We have a pattern award to announce: Lady with Fan - Gustav Klimt, shown at right. Chalida, Northridge, California, was the first to suggest this picture, and we have sent her a complimentary copy!
You are probably familiar with the basics of mixing paints to achieve different colors. If you mix blue paint with yellow, you get green. If you mix red with blue, you get purple. Adding white paint to any color makes it paler; adding black makes it darker. This is such a common phenomenon that you have probably never questioned it, and yet at a molecular level, the paint hasn't changed color -- it is still a mixture of red and blue. But because the molecules are so small and close together, your brain interprets the signal it receives from your eye as being purple. This is called spatial summation.
Spatial summation occurs any time two different-colored objects are too small and close together to be told apart, and the objects can be much larger than molecules. It depends on how far away from your eye they are.
Televisions, computer printouts in color, pictures in magazines, and older computer monitors all take advantage of this optical trick. We also rely on it when we blend floss colors.

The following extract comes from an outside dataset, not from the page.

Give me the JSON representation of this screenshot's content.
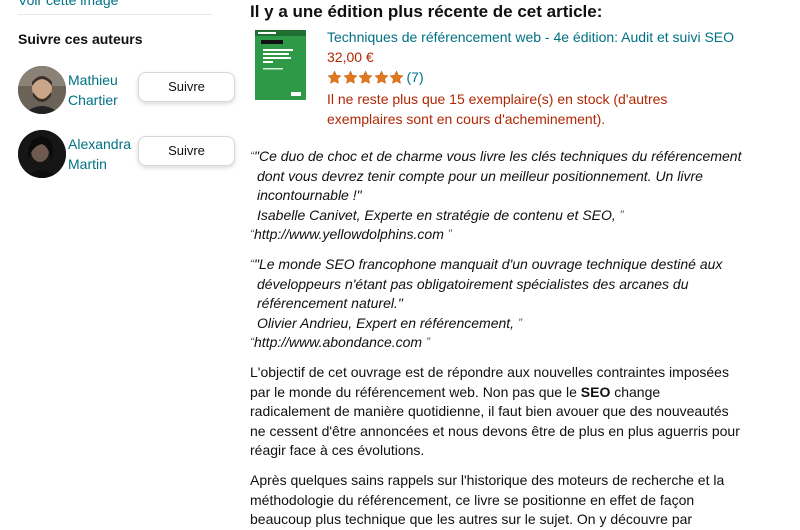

When we select the colors that predominate in a painting to create a cross stitch pattern, many of those colors may be a long way from matching any floss color. But by blending colors, using two different floss colors together, we can come close to most colors. Even when the two colors we blend are a strange combination, when you just step back from your work, your eye and brain magically turn them into the intended intermediate color.
A word to the wise, though -- in order to get the intermediate color we intended, both threads need to show equally. That's why it's important to keep your floss untwisted.